Cellular and Molecular Neuroscience in Health and Disease
Spring 2022, T-Th 11:00am – 12:15pm

Course Overview

This course is designed for advanced undergraduate students interested in the molecular and cellular aspects of neurobiology. It starts by defining what neurons and glia cells are and shows what it takes to make these. The class goes further by explaining how neural networks form, work and how disease- causing mutations disrupt these processes. It will provide an overview of molecular and cellular neuroscience by focusing on several key topics, such as nervous system development, cytoskeletal regulation and neurite formation, axonal pathfinding, synapse formation and function, voltage-gated ion channels, neurotransmitter receptors, neurotransmitter release, neuronal gene expression and tools used in research labs to address these aspects.

The course will be held in 30 classes of bi-weekly 75mins. Each week will be divided into a lecture session, group work and discussion session to solidify and further explore the newly acquired knowledge. Moreover, we review and explain methods used in research labs to understand neural networks.

The Rationale

An understanding of cellular and molecular processes of the nervous system, is useful for all neuroscientists, biologists and pre-professional students. The goal of this course is to provide students with an in-depth introduction to the essential roles of neural cells and their networks in order to enable you to understand major cellular concepts of nervous system development and functioning. We will study and discuss the building blocks of neural cells, their functions, their synapses and learn how the dynamics in the nervous system are coordinated during development and adulthood. An important aspect of the course will be the analysis of pathological conditions caused by mutations. Autism, Schizophrenia and Epilepsy will be elaborated examples for impaired developmental processes.

Advanced Neurobiology Class Mouse Example

Topics in Cell Biology - BIOS 60570

Stem Cell-Derived Neurons – An Emerging Tool in Basic Research
Mondays, 5:15pm - 7:45pm, 115B Galvin

Course Description and Objectives:

Topics In Cell Biology Example

This course is designed for graduate and undergrad students interested in in vitro human cellular models for neuronal development and function and their impairment in disease.

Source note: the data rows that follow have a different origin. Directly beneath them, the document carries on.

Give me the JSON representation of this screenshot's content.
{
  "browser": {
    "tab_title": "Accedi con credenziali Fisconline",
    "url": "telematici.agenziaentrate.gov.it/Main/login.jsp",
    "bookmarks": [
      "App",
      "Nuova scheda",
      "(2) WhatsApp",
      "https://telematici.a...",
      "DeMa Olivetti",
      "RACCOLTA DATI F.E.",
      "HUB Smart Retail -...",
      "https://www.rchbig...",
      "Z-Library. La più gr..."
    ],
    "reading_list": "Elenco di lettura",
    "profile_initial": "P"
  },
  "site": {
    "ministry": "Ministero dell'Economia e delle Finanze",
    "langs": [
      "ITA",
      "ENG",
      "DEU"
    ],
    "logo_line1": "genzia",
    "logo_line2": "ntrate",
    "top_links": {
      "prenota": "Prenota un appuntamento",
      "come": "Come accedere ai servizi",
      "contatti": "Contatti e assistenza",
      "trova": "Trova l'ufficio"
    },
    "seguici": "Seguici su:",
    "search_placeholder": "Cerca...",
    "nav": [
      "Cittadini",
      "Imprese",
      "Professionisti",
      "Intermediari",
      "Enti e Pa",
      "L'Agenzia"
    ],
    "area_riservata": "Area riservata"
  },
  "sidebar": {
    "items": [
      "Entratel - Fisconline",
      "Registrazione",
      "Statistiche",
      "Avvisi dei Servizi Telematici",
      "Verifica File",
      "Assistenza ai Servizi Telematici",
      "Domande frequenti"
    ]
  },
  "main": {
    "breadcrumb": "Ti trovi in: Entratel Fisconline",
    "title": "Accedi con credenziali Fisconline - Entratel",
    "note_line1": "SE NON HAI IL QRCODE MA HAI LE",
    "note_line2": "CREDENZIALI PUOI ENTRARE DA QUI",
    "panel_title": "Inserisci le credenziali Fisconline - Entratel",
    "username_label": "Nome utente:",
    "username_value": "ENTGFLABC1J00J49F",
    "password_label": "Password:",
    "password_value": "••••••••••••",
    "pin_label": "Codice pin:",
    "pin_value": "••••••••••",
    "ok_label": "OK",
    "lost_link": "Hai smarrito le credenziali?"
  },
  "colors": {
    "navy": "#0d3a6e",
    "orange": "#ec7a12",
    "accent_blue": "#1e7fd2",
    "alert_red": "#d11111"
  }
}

A new generation of human disease models has emerged as a consequence of three recent major technological developments in biomedical research: (1) Rapid advances in genome sequencing, (2) robust methods to derive human pluripotent cells (hPSCs) without the use of embryos, and (3) the introduction and optimization of site-specific nucleases for genome-editing (e.g. CRISPR/Cas9) for laboratory purposes have dramatically facilitated the possibility to ask questions about human biology and pathology mechanisms. Starting with the introduction of induced pluripotent stem cell (iPSC) technology, we will critically discuss several studies that utilize human neurons derived from hPSCs to translate advances in human genetics into model systems allowing to deduce the molecular underpinnings of diseases.

Learning Goals: Upon completion of this course, you will be able to:

  1. Describe the basic discoveries over the last 20 years what pluripotent stem cells are, how they can be generated, and how they can used as tools for neuroscientific research.
  2. Evaluate why these tools have caused a revolution in biomedical sciences and what advantages and disadvantages these tools have compared to animal models.
  3. Critically assess research papers from the last 10 years.
  4. Identify and create strategies for disease modeling.